The inventions should pose creative, tech-driven solutions to real problems. This isn't about finding a better mop or a more refined can opener – it's about developing a more natural artificial foot, or a sewage-proof suit for hazmat divers, or an electric moto-unicycle. In other words, something that makes a difference like never before.
This is Popular Science’s third year for the awards. The previous winners make for interesting reading:
- Inventions should be new and not just incremental improvements on existing items.
- Inventors should have had to overcome some technological hurdle or challenge.
- There must be a working prototype or some technology demonstration.
- The invention should be a physical object – no processes or concepts.
- Inventions must come from the work of independent inventors or small teams; outside funding is fine, but inventions created solely from universities or R&D labs will not be considered.
- PopSci will not publish an entry online or in print without notifying the inventor first, but we will seek third-party verification of the technology and significance of the invention.

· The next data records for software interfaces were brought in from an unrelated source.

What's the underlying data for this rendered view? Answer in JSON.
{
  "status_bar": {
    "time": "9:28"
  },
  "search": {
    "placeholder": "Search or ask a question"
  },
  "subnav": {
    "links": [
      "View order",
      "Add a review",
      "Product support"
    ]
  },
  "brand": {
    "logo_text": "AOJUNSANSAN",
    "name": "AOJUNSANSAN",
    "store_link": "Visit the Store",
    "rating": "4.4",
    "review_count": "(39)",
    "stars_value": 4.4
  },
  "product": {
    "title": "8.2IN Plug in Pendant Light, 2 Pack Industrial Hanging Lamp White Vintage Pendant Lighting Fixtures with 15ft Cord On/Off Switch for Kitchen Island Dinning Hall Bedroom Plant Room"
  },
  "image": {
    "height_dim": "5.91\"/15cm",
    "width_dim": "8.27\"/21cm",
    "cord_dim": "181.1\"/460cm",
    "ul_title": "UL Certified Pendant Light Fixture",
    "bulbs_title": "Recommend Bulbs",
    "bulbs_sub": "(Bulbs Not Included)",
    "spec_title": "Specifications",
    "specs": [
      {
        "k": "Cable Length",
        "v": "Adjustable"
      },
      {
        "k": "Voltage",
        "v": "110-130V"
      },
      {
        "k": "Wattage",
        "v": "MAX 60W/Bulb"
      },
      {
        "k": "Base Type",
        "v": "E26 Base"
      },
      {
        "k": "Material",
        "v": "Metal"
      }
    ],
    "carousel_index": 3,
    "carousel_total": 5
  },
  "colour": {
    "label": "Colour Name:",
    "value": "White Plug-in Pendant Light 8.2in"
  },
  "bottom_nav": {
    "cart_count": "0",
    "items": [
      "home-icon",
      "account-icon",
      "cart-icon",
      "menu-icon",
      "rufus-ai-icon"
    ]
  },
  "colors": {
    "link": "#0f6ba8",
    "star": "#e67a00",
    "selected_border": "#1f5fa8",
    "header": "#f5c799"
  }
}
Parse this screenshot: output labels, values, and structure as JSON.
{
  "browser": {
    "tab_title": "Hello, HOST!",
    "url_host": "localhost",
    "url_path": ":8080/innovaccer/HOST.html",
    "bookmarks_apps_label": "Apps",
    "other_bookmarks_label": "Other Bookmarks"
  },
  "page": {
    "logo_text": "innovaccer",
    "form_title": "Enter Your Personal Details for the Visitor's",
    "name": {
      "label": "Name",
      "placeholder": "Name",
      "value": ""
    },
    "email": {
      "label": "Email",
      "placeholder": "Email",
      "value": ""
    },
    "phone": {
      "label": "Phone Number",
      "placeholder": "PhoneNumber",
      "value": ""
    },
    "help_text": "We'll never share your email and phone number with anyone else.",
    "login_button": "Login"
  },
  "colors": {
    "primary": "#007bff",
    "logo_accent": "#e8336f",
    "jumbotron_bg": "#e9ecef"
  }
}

All intellectual-property protection is the responsibility of the entrant.
PopSci editors will pick 10 inventions to showcase the homegrown spirit of ingenuity that solves real-world problems in practical and innovative ways. These inventions will be presented to PopSci's seven million readers in the June 2009 issue.
All final entries must be received by February 1, 2009.
If you think you’ve got a winning invention or know of an invention that meets the above guidelines, please send a pitch no longer than a few paragraphs to . The pitch should explain what the invention does that nothing else has done before, what problem the invention solves, and the technological innovation behind the invention.
Send your short pitch to Jeremy Hsu at firstname.lastname@example.org and let me know when you do, so we can watch for it in the June PopSci. Thanks!